Rubella Poses Grave Threat For Pregnant Women
A confirmed case of rubella in Austin should serve as an alert to pregnant women, particularly unvaccinated pregnant women.
Dr. Jason Bowling, an associate professor of infectious diseases at UT Health San Antonio, said of the three viruses included in the MMR vaccine (measles, mumps, rubella), rubella causes the mildest illnesses in most people. However, pregnant women who contract rubella — particularly during the first trimester — are at risk for grave consequences.
"The risk is that if a pregnant woman gets rubella, they could have a miscarriage, they could have a stillbirth or they could have congenital rubella syndrome," Bowling said.
In the days before there was a vaccine against the rubella virus, congenital rubella syndrome was far more common.
"Most common symptoms seen with congenital rubella syndrome are cataracts. You can have seeing and hearing impairments that include deafness, and you can see congenital heart defects as well," Bowling said.
Some infectious diseases experts have been watching for a rise in congenital rubella syndrome. Their concern stems from the fallout of a long discredited study linking the MMR vaccine to autism. The Wakefield study, as it’s become known, was published in 1998 and marks the start of the anti-vaccination movement. Children who were not vaccinated back then are now old enough to have their own children and are at risk of contracting rubella.
Women should not be vaccinated against rubella during pregnancy.

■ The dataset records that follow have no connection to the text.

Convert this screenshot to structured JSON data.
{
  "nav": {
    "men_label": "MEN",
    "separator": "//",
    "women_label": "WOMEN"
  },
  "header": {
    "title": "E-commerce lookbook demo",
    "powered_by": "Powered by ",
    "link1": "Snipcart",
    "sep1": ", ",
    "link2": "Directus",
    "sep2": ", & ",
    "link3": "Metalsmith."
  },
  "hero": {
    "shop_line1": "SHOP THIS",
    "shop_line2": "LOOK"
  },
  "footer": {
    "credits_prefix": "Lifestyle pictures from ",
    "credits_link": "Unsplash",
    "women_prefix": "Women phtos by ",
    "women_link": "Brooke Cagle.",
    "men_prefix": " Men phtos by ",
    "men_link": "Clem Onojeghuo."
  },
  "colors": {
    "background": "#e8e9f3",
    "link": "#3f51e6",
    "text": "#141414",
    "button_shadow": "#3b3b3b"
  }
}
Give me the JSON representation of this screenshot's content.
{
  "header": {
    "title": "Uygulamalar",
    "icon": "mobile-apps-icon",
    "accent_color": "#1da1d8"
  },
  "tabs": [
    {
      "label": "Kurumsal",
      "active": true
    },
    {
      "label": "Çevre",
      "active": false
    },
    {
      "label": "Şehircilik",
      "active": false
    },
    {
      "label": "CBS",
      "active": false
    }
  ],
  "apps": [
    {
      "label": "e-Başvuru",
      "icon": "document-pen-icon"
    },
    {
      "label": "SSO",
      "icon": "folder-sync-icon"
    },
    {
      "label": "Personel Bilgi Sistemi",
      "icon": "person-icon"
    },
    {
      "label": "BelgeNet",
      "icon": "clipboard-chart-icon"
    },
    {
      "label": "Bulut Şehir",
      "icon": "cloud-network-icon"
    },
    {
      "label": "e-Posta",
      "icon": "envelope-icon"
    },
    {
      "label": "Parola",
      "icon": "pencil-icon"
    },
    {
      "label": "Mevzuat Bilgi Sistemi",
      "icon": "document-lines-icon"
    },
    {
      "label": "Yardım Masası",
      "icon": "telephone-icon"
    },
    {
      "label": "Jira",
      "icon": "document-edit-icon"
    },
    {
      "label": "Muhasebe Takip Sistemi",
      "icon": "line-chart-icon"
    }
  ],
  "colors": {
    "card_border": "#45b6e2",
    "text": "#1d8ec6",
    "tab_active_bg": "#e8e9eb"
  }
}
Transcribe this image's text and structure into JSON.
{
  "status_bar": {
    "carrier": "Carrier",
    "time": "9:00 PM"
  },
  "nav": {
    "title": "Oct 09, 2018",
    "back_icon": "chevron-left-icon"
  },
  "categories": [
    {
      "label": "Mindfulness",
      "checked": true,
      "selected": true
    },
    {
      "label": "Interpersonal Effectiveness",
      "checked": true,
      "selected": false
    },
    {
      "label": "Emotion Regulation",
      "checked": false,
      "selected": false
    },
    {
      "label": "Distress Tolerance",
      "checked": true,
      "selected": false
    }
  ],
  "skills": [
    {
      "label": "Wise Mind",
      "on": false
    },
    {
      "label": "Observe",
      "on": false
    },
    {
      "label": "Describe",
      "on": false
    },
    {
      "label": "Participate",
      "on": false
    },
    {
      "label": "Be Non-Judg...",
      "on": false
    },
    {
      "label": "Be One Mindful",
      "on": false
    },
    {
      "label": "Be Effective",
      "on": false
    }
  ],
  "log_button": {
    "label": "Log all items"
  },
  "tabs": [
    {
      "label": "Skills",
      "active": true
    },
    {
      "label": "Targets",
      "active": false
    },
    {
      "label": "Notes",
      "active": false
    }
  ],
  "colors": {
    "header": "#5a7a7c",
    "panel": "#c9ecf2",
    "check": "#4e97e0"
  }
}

The vaccine contains a weakened live form of the virus, which poses a theoretical risk to the fetus.
Anyone else who is not vaccinated against the virus should get the vaccine now.